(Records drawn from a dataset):
--

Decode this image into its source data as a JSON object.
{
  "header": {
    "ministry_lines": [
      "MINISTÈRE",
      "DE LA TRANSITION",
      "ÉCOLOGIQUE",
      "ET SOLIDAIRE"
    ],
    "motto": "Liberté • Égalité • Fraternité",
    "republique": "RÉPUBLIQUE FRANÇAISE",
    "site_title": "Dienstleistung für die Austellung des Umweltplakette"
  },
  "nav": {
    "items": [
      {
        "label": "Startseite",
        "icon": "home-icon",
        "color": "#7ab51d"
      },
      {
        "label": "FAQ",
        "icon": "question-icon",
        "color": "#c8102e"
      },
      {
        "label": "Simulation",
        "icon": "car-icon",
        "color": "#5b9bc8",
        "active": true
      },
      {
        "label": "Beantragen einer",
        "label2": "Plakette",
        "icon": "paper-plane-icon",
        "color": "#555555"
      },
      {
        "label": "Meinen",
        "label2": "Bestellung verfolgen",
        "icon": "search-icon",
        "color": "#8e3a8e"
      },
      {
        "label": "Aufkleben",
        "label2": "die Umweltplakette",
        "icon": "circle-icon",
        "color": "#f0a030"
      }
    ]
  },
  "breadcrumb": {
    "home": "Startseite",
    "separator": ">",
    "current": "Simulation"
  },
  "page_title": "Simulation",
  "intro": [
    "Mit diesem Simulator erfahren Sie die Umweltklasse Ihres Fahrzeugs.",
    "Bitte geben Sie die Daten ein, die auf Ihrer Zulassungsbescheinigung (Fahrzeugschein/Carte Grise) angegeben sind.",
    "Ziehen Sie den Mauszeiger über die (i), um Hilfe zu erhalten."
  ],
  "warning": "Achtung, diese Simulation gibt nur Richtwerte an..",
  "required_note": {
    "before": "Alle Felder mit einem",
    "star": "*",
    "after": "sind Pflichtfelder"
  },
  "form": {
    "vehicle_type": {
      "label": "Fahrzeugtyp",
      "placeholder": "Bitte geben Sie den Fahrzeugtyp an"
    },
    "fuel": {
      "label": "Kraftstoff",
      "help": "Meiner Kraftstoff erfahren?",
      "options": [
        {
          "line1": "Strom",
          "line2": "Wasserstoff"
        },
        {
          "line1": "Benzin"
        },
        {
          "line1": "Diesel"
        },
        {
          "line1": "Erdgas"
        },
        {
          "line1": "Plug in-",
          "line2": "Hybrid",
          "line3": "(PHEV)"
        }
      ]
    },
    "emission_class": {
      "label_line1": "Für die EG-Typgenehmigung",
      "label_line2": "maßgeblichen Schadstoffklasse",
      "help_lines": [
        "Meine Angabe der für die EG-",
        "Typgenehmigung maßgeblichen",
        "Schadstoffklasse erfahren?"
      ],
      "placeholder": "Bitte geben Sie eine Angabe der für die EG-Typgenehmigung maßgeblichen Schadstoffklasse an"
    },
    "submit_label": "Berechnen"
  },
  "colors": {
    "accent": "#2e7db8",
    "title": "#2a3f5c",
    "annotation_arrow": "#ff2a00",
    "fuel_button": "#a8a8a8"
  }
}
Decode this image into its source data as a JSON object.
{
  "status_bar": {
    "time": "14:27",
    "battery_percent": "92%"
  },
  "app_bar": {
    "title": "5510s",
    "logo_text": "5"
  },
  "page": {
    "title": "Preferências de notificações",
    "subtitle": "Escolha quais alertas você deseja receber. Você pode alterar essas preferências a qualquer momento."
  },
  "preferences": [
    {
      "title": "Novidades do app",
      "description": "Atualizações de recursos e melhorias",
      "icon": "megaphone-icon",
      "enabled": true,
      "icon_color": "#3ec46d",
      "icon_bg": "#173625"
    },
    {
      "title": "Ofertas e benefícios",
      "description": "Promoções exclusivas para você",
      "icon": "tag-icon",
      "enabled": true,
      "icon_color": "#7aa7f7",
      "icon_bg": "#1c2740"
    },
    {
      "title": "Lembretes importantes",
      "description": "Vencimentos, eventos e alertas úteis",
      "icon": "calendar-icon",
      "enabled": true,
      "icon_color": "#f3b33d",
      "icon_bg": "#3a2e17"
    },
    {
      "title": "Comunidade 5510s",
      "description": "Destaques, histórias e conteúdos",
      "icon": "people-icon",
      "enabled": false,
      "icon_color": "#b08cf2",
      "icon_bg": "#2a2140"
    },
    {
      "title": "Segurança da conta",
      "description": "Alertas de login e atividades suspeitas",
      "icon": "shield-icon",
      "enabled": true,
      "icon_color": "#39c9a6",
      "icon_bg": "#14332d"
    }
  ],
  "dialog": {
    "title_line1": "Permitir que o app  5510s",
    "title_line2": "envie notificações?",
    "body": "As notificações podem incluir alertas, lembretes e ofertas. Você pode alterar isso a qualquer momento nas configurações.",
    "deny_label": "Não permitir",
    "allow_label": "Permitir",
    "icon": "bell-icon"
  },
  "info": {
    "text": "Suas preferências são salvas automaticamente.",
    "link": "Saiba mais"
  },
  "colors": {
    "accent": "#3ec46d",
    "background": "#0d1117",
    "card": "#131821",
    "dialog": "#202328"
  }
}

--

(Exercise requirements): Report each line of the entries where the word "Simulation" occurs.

(Expected answer):
        "label": "Simulation",
    "current": "Simulation"
  "page_title": "Simulation",
  "warning": "Achtung, diese Simulation gibt nur Richtwerte an..",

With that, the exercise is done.